═════ MATERIAL FOR THIS TASK
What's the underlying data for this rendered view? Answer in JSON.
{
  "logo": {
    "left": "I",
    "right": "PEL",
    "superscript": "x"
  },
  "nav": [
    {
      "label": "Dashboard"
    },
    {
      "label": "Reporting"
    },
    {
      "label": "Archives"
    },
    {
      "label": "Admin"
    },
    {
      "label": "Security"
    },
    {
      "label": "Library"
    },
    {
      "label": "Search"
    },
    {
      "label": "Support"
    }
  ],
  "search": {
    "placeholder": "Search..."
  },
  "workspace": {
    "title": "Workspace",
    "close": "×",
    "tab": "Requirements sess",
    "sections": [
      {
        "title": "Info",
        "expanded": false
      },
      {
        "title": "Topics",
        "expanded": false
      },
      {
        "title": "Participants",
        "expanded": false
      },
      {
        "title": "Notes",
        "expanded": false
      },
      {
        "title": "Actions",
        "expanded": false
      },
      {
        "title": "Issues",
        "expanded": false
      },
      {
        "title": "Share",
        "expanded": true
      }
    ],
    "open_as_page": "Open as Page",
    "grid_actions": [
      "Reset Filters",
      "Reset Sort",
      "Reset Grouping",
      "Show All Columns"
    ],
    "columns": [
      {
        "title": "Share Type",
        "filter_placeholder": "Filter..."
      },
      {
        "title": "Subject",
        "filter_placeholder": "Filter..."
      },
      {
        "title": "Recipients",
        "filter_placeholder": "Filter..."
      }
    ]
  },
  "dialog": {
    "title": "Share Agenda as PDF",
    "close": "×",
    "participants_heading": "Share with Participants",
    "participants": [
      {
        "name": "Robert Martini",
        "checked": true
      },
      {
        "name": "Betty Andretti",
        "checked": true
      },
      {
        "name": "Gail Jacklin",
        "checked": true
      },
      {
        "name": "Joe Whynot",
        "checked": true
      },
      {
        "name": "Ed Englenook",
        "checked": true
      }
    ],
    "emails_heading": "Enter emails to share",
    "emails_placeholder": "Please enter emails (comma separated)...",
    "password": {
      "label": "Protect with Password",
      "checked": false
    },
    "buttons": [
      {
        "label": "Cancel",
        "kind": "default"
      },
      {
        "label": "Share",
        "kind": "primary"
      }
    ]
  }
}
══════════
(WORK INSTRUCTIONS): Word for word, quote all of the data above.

(EXPECTED OUTPUT):
What's the underlying data for this rendered view? Answer in JSON.
{
  "logo": {
    "left": "I",
    "right": "PEL",
    "superscript": "x"
  },
  "nav": [
    {
      "label": "Dashboard"
    },
    {
      "label": "Reporting"
    },
    {
      "label": "Archives"
    },
    {
      "label": "Admin"
    },
    {
      "label": "Security"
    },
    {
      "label": "Library"
    },
    {
      "label": "Search"
    },
    {
      "label": "Support"
    }
  ],
  "search": {
    "placeholder": "Search..."
  },
  "workspace": {
    "title": "Workspace",
    "close": "×",
    "tab": "Requirements sess",
    "sections": [
      {
        "title": "Info",
        "expanded": false
      },
      {
        "title": "Topics",
        "expanded": false
      },
      {
        "title": "Participants",
        "expanded": false
      },
      {
        "title": "Notes",
        "expanded": false
      },
      {
        "title": "Actions",
        "expanded": false
      },
      {
        "title": "Issues",
        "expanded": false
      },
      {
        "title": "Share",
        "expanded": true
      }
    ],
    "open_as_page": "Open as Page",
    "grid_actions": [
      "Reset Filters",
      "Reset Sort",
      "Reset Grouping",
      "Show All Columns"
    ],
    "columns": [
      {
        "title": "Share Type",
        "filter_placeholder": "Filter..."
      },
      {
        "title": "Subject",
        "filter_placeholder": "Filter..."
      },
      {
        "title": "Recipients",
        "filter_placeholder": "Filter..."
      }
    ]
  },
  "dialog": {
    "title": "Share Agenda as PDF",
    "close": "×",
    "participants_heading": "Share with Participants",
    "participants": [
      {
        "name": "Robert Martini",
        "checked": true
      },
      {
        "name": "Betty Andretti",
        "checked": true
      },
      {
        "name": "Gail Jacklin",
        "checked": true
      },
      {
        "name": "Joe Whynot",
        "checked": true
      },
      {
        "name": "Ed Englenook",
        "checked": true
      }
    ],
    "emails_heading": "Enter emails to share",
    "emails_placeholder": "Please enter emails (comma separated)...",
    "password": {
      "label": "Protect with Password",
      "checked": false
    },
    "buttons": [
      {
        "label": "Cancel",
        "kind": "default"
      },
      {
        "label": "Share",
        "kind": "primary"
      }
    ]
  }
}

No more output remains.